Before taking your dog for a walk on a leash, let them wander around your home with the collar on for several days, so they get used to the feeling. Then you can start taking your dog for leashed walks in your home. Gradually, you can introduce your dog to outdoor walks in areas such as a fenced backyard or an enclosed dog run.
Make sure that you continue to reward your dog for good behavior using treats throughout this training process.
Some of the Other Reasibs Why Your Dog Stops Walking
If you don't think the above situations apply to your dog, here are some other potential causes:
- Your pooch is fatigued or tired
- It's too hot or cold outside for your dog
- Your dog's walking gear (leash, collar) is uncomfortable for them

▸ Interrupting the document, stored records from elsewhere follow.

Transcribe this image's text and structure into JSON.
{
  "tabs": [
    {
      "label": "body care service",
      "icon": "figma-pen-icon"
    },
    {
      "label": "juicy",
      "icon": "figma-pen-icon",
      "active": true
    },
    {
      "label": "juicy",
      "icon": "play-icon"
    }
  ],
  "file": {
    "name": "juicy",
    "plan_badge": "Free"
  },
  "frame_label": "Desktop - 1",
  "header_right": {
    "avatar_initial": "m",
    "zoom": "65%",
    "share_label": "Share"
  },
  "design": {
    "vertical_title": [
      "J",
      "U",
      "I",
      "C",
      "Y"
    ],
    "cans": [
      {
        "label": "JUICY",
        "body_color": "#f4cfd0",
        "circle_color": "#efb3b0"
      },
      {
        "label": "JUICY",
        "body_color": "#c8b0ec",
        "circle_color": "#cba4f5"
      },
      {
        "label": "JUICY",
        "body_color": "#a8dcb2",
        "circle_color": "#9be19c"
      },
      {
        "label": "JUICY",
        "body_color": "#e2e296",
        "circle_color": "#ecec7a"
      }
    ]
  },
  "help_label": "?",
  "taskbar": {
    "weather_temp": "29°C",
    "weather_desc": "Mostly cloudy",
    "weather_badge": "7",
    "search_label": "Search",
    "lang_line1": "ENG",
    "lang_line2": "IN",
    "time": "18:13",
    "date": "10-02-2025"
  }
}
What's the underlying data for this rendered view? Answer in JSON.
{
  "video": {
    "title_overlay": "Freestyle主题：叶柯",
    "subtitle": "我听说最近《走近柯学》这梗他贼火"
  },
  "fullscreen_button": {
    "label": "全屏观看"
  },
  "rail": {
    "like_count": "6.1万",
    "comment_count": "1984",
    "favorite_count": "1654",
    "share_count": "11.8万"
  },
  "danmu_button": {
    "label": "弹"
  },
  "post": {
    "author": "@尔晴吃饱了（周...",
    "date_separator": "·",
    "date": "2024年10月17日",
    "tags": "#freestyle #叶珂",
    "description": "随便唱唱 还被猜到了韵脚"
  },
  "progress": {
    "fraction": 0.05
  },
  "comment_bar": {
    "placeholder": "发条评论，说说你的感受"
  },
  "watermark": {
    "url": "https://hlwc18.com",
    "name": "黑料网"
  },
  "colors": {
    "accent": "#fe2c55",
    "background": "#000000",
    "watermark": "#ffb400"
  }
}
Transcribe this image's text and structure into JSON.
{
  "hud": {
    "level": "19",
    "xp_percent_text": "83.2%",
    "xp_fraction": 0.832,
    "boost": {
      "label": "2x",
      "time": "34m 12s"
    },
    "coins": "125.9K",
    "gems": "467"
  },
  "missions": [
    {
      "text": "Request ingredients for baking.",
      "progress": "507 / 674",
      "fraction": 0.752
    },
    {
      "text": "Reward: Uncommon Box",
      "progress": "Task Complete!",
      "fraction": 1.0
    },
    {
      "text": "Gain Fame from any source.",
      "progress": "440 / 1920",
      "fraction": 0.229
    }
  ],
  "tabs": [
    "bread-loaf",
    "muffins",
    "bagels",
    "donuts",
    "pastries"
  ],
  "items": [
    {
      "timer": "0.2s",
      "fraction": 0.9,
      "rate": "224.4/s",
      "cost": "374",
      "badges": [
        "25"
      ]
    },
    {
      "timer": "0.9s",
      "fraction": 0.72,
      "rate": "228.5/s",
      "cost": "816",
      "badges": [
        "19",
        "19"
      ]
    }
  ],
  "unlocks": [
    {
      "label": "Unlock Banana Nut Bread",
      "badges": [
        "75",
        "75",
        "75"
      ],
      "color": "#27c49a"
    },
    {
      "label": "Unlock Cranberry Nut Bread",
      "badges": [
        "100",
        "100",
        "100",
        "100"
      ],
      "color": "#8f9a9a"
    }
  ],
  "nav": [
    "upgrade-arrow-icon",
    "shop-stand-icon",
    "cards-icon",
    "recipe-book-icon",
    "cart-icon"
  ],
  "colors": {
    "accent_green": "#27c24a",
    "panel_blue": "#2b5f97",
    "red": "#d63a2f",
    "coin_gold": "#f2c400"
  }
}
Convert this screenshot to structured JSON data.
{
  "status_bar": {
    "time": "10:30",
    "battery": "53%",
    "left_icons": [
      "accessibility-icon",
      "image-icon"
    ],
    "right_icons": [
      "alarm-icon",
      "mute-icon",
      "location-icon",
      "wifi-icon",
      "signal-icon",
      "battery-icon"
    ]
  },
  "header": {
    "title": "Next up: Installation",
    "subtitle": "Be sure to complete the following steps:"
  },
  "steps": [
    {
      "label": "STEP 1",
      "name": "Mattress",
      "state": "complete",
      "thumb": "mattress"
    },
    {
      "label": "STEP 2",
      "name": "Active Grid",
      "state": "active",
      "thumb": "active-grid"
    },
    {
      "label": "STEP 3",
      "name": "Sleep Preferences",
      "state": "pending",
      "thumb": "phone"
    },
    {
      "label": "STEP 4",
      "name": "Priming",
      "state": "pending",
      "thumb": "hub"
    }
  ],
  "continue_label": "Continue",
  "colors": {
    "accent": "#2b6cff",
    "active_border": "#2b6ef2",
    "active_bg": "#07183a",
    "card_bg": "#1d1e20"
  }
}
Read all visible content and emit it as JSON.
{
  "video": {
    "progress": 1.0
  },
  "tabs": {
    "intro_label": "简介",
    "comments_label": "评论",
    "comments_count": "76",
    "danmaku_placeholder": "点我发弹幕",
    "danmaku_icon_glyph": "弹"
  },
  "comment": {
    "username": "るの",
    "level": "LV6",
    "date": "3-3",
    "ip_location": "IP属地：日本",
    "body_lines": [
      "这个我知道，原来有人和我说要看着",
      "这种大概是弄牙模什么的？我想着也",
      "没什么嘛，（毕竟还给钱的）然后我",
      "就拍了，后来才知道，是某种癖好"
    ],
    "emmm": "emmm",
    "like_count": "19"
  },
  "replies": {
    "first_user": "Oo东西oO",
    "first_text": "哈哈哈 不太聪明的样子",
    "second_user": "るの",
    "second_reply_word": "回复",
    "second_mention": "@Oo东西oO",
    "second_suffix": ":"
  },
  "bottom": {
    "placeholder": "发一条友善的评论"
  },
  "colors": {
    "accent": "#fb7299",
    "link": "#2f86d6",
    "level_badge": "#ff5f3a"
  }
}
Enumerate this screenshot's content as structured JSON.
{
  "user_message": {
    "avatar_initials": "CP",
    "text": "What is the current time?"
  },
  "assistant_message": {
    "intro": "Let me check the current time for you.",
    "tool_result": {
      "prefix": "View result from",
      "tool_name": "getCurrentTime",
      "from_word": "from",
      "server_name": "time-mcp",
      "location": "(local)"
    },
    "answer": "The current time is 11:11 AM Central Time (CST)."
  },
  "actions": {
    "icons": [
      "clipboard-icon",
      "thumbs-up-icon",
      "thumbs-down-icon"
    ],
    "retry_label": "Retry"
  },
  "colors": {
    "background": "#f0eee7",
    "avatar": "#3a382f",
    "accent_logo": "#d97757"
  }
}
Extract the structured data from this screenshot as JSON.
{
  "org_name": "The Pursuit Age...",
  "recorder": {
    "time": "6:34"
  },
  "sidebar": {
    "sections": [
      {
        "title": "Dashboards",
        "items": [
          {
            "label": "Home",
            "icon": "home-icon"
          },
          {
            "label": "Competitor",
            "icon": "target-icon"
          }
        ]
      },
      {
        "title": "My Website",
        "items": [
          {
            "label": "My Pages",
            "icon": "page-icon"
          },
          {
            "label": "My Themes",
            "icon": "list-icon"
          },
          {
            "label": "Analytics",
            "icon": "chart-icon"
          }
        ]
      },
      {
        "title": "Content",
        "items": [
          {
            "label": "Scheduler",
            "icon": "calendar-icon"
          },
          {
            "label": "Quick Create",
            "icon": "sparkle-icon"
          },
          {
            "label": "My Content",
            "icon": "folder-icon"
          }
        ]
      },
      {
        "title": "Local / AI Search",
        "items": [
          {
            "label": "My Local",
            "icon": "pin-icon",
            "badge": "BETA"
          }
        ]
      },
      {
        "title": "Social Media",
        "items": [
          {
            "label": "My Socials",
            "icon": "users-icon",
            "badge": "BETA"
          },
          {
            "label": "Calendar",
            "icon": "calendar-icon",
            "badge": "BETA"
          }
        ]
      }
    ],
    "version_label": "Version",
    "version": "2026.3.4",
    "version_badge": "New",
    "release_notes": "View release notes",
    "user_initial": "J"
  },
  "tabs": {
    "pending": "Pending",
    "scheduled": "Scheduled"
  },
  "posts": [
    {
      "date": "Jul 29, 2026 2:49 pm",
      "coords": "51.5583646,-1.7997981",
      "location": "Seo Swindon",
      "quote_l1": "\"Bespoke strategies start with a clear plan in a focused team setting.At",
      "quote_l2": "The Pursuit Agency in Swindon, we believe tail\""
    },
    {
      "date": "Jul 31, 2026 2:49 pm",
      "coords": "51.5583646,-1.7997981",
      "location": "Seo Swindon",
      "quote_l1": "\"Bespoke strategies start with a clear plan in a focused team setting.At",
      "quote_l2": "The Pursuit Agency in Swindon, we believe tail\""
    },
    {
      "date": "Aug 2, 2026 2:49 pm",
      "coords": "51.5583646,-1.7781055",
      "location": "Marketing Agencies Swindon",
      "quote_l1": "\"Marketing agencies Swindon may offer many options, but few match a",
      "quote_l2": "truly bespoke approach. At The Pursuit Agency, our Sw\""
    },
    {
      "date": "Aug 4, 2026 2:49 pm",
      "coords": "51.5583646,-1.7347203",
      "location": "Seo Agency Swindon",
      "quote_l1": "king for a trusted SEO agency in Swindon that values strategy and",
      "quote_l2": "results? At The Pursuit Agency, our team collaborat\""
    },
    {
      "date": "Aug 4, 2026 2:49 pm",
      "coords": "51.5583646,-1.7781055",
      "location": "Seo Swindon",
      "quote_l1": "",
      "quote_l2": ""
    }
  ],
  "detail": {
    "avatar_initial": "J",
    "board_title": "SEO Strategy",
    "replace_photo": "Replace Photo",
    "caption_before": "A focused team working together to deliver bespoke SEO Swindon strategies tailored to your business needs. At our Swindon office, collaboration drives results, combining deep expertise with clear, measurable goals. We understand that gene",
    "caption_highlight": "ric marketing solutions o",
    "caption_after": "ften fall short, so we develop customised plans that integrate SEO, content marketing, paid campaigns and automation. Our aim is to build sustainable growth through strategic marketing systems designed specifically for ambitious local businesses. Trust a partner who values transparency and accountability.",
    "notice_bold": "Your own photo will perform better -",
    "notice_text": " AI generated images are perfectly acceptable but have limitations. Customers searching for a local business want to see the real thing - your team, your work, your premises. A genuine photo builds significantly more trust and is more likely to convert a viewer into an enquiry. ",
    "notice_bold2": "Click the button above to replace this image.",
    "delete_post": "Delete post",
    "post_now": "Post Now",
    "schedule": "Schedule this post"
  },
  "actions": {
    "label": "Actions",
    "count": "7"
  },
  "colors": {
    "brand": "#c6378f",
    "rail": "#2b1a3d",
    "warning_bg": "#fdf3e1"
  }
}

- They want to keep walking more
- Your dog needs to get more exercise and stimulation out of their walks
- Their walks are too long for them
How to Get Your Dog Moving Again
Here are some additional tips and ways you can help your dog start moving again:
- Start walking faster when going through interesting locations
- Choose one specific side for your dog to walk on to prevent pulling
- Spice up your usual walk and take other routes
- Stop walking and restrict their access to objects they are interested in (this will help them realize the only way to walk is with you).
- Implement proper leash training
- Reward good walking behaviors
If your dog stops walking and won't move, it's always a good idea to call your vet to get advice and book a physical examination because many of the potential causes are due to an underlying medical condition or even a veterinary emergency.
One thing to keep in mind is that you should never get mad at your dog or drag them when they stop walking. Positive reinforcement will be the ideal solution to this situation.
Note: The advice provided in this post is intended for informational purposes and does not constitute medical advice regarding pets. For an accurate diagnosis of your pet's condition, please make an appointment with your vet.